§ PROVIDED DATA:
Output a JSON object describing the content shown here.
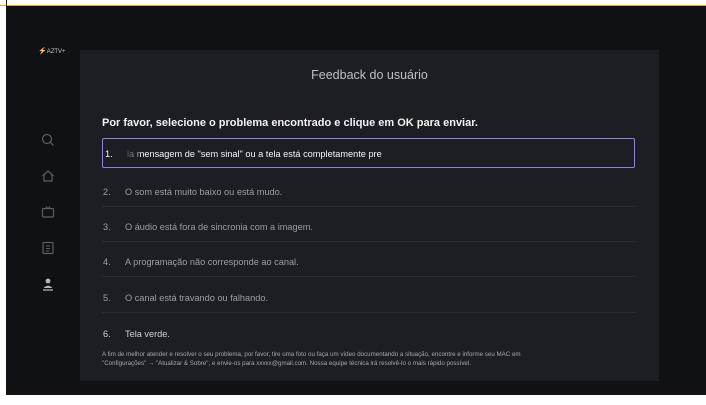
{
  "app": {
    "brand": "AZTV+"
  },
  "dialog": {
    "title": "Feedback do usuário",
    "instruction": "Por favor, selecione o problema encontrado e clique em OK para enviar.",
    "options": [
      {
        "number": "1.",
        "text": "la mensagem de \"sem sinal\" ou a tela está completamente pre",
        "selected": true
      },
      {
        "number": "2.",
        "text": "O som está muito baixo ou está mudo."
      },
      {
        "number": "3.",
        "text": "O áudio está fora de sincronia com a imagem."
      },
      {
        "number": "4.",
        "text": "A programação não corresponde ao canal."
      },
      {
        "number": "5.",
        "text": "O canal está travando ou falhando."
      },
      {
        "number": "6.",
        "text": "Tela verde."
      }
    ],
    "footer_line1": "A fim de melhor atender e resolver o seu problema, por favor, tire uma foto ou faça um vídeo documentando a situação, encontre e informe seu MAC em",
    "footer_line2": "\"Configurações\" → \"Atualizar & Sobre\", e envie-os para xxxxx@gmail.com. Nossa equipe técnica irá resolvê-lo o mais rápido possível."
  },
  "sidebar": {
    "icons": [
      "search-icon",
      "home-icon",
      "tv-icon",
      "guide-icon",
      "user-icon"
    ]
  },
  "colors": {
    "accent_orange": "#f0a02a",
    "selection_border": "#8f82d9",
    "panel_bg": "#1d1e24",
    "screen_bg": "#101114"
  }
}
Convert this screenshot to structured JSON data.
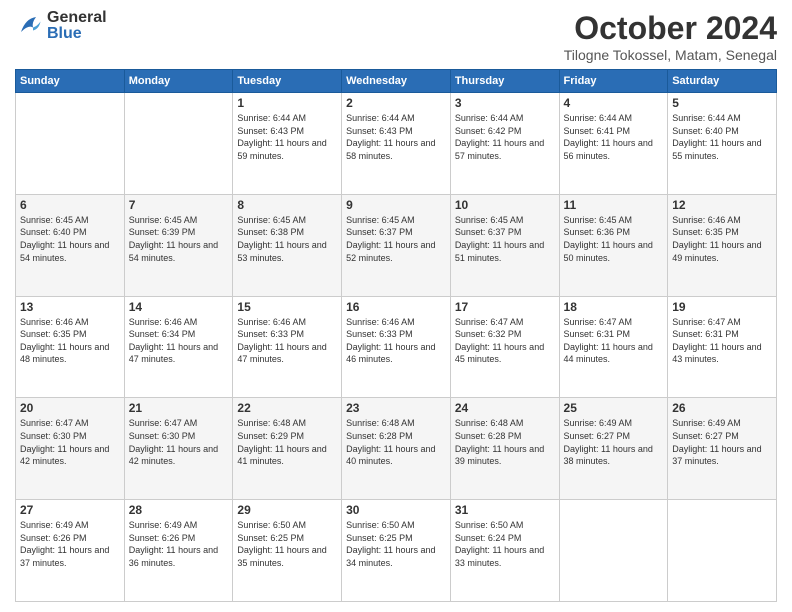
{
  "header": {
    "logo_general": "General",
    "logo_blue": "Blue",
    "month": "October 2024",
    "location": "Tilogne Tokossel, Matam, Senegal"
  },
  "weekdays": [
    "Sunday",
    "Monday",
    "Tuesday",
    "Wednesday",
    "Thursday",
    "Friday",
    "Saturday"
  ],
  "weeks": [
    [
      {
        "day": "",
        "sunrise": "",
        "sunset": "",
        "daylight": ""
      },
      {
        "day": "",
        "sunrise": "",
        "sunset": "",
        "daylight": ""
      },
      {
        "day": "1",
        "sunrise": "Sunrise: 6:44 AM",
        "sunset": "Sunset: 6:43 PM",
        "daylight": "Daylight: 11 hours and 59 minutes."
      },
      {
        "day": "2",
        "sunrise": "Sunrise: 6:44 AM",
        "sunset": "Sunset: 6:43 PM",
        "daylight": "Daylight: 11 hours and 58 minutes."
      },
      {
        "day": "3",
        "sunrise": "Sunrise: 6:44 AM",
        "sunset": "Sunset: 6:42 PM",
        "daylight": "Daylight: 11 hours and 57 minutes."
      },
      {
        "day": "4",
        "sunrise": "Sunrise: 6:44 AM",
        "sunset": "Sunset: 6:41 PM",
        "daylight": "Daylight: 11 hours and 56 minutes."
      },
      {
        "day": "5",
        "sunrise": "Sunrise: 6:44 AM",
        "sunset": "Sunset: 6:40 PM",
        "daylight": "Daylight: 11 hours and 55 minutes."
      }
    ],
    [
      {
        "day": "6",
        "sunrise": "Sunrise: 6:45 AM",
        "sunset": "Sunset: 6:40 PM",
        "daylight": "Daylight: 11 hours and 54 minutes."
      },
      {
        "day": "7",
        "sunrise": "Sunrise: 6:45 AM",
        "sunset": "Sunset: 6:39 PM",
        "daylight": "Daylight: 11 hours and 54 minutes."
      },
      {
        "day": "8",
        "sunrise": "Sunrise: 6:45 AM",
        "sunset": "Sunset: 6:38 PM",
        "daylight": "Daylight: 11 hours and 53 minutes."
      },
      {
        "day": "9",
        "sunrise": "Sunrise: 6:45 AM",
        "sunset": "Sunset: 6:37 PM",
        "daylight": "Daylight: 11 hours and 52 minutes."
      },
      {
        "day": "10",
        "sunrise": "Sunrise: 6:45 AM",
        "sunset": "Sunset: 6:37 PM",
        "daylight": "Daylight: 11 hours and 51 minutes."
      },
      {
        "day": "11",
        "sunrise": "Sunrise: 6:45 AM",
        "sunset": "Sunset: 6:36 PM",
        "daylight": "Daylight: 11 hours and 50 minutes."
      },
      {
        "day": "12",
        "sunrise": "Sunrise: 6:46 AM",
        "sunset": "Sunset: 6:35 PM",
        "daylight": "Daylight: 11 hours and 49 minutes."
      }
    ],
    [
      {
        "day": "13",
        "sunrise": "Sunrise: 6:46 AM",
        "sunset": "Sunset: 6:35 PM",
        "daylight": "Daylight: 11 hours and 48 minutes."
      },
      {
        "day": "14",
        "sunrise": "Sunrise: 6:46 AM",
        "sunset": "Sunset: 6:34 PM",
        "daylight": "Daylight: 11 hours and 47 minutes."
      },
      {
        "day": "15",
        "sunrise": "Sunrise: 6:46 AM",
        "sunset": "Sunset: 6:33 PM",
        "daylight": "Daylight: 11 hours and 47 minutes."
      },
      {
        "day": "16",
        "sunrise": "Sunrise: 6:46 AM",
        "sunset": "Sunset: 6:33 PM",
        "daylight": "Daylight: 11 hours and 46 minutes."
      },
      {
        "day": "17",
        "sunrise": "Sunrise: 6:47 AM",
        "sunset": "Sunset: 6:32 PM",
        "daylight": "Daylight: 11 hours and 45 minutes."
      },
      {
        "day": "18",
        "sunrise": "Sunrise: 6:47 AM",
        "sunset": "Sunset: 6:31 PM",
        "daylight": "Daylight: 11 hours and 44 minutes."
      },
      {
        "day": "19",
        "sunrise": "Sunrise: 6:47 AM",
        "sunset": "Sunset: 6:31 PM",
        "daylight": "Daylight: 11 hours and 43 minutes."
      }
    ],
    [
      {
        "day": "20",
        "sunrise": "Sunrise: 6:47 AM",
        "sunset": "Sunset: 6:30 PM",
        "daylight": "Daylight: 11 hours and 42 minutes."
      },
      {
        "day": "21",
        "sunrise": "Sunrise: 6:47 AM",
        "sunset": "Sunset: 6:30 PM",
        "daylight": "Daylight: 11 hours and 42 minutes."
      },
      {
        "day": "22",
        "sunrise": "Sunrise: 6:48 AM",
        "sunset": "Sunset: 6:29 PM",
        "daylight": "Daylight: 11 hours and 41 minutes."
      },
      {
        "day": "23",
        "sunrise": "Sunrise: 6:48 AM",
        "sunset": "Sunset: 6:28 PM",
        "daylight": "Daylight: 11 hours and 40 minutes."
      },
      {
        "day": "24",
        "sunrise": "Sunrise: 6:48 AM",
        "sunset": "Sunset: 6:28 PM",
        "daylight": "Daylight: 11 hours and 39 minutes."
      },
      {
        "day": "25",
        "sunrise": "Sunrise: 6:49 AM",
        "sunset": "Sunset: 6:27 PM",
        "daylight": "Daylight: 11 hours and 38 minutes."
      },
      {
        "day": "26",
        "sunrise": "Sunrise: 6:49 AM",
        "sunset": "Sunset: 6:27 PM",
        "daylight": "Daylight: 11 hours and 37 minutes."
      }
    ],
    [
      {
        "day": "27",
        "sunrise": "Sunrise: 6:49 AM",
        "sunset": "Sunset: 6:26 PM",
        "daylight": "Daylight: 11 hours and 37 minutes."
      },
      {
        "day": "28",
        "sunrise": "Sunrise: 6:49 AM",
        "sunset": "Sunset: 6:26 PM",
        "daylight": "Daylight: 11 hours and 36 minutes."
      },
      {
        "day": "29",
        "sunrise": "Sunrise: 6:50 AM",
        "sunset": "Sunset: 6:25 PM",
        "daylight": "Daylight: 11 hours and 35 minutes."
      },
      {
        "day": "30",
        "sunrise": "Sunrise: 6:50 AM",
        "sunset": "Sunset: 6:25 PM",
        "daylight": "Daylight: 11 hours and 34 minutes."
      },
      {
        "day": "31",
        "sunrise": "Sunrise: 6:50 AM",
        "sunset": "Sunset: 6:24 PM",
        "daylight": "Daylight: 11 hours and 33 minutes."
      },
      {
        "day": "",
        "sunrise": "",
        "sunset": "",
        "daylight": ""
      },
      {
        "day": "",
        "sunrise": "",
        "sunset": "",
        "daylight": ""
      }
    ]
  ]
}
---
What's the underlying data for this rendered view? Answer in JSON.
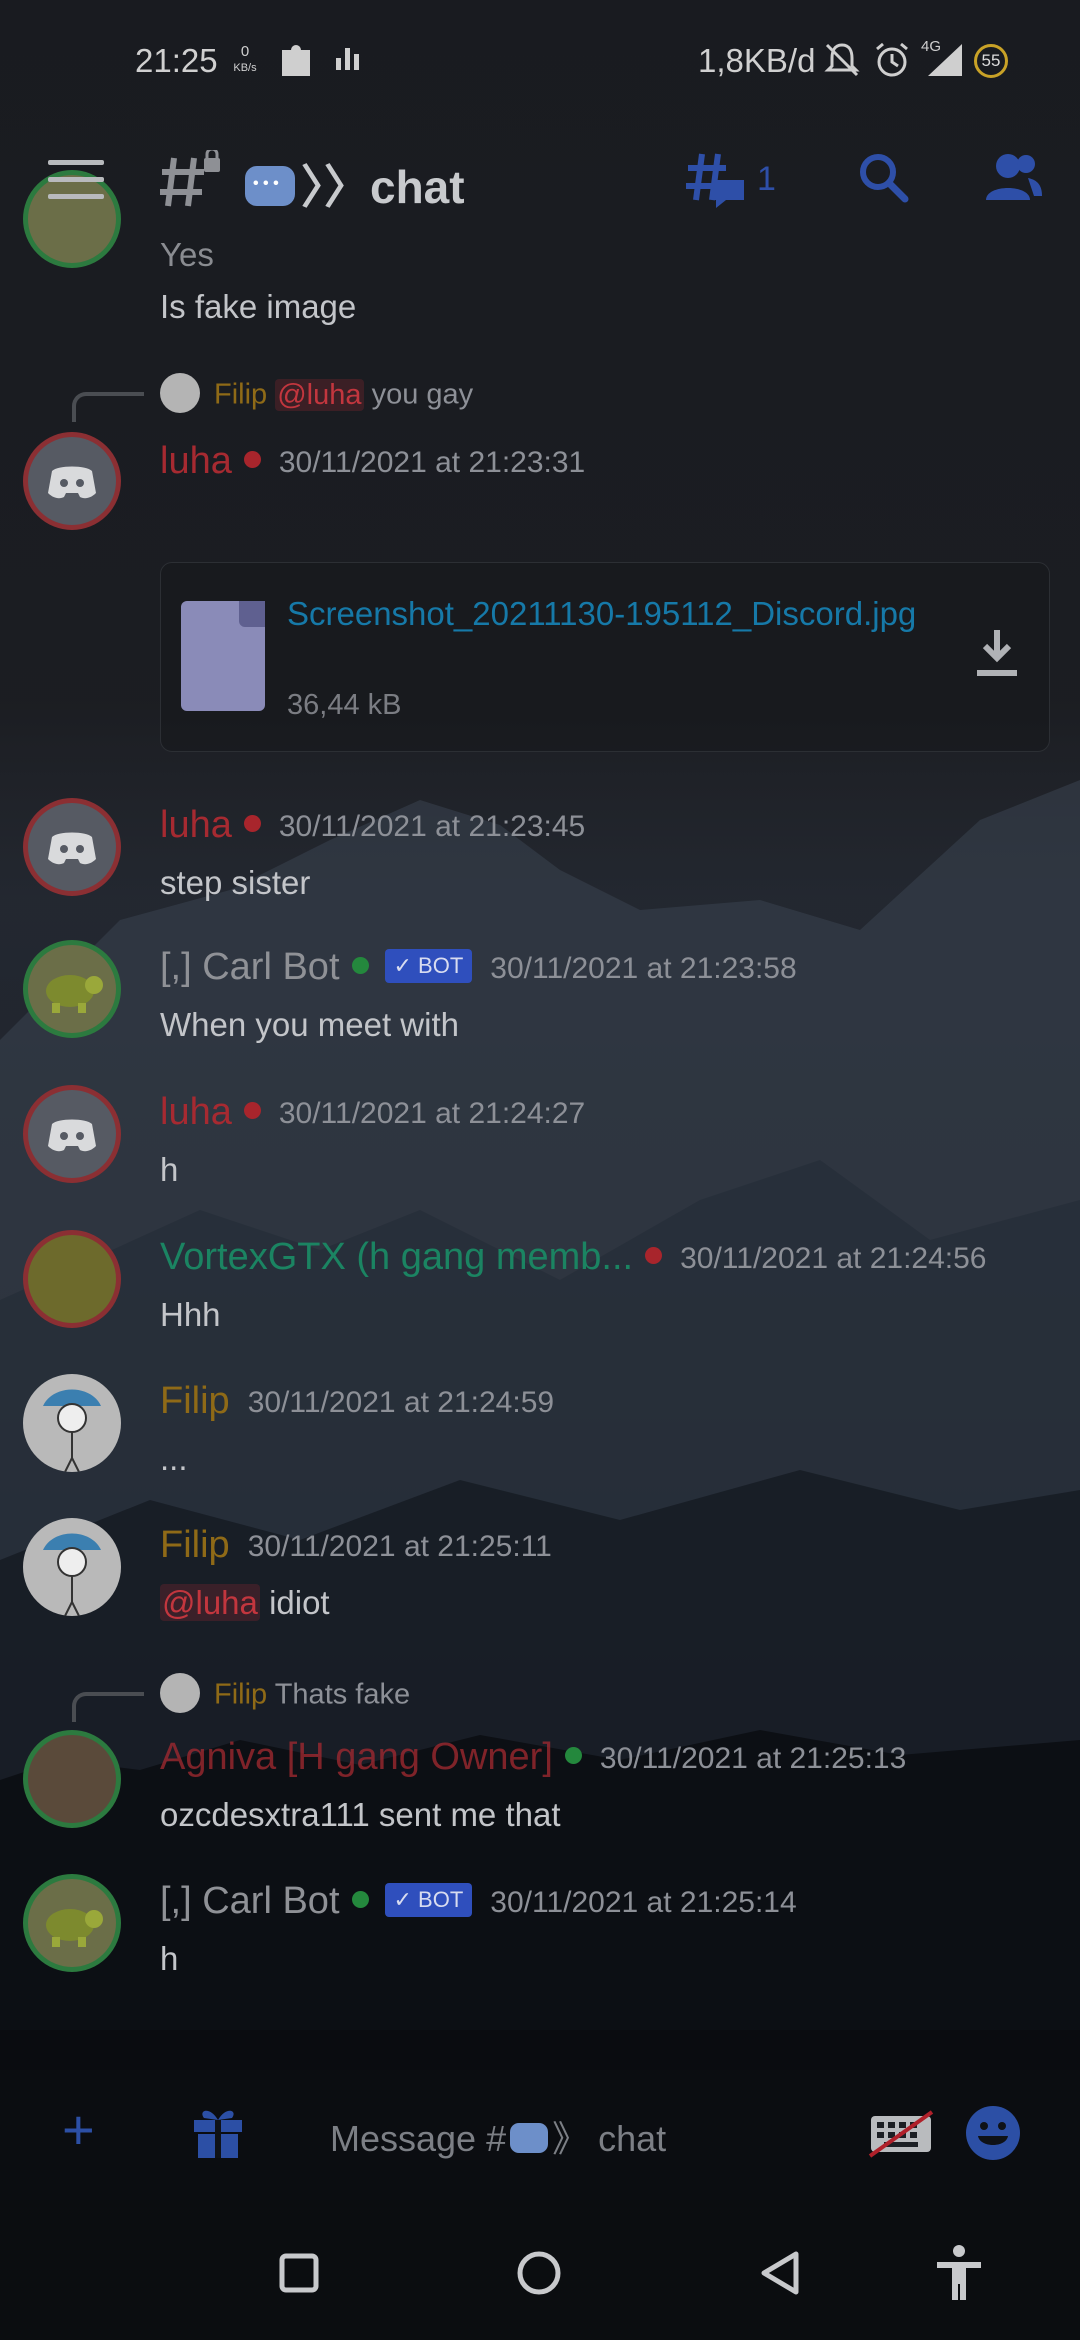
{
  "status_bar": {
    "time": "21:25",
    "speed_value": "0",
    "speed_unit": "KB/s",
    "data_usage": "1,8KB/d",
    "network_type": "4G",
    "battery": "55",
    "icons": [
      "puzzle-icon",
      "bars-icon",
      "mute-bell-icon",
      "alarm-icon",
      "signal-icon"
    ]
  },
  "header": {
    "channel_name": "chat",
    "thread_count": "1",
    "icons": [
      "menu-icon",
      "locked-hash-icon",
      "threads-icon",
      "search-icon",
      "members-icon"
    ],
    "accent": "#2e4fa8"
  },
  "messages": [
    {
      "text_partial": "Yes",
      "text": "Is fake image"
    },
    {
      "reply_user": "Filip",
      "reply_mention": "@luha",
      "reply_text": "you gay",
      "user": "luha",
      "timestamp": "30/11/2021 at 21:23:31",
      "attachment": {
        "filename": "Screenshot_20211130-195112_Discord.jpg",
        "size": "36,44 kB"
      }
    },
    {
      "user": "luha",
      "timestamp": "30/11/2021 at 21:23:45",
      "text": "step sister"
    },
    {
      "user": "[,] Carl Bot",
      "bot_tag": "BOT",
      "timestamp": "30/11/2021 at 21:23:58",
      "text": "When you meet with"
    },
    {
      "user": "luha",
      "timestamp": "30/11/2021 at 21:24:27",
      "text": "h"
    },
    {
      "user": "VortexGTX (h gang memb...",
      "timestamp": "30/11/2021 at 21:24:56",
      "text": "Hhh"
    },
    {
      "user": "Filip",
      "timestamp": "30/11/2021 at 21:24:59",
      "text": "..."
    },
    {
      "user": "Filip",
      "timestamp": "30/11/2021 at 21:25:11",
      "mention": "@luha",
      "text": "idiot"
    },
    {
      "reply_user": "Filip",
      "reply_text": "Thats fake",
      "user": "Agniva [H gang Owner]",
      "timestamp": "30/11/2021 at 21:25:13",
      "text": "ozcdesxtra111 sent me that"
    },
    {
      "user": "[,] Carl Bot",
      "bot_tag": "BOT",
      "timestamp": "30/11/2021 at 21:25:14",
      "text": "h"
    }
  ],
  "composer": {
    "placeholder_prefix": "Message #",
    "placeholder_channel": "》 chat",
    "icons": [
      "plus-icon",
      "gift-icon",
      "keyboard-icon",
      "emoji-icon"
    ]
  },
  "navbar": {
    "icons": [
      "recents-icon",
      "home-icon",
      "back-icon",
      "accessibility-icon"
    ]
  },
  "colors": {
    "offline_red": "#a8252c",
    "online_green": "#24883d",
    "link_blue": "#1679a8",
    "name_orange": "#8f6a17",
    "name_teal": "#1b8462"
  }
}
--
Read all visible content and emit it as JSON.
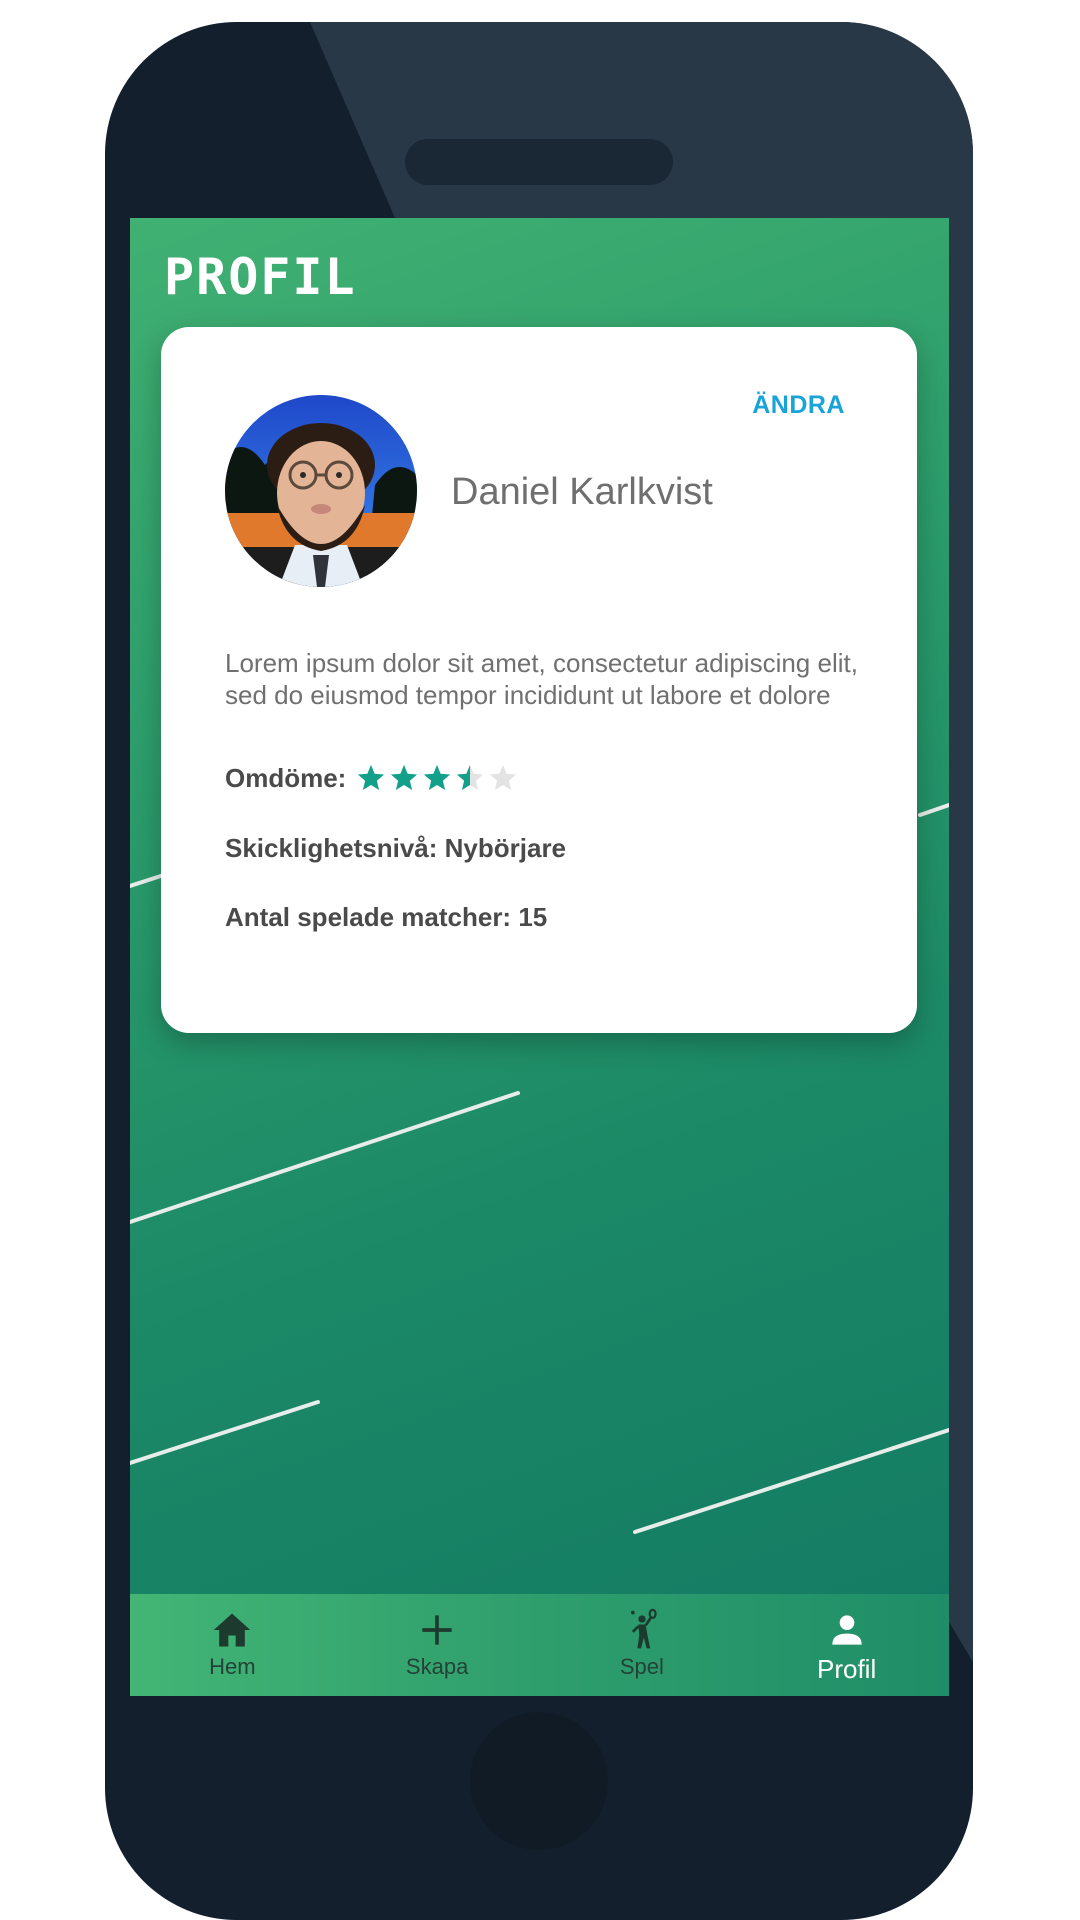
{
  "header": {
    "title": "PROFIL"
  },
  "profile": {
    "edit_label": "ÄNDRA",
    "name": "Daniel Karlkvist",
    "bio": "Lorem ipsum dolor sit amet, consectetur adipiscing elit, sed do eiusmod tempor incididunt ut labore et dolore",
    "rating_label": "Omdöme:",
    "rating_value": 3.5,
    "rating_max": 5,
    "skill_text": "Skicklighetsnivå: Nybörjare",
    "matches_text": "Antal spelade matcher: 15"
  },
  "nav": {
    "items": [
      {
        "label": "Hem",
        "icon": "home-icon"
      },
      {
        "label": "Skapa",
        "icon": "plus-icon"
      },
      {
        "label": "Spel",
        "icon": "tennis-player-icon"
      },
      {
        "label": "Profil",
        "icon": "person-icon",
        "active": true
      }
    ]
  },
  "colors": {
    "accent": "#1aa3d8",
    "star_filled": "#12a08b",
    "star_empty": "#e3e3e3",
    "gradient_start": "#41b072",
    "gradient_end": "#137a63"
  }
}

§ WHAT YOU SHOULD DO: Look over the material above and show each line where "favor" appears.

§ TASK SOLUTION:
    "instruction": "Por favor, selecione o problema encontrado e clique em OK para enviar.",
    "footer_line1": "A fim de melhor atender e resolver o seu problema, por favor, tire uma foto ou faça um vídeo documentando a situação, encontre e informe seu MAC em",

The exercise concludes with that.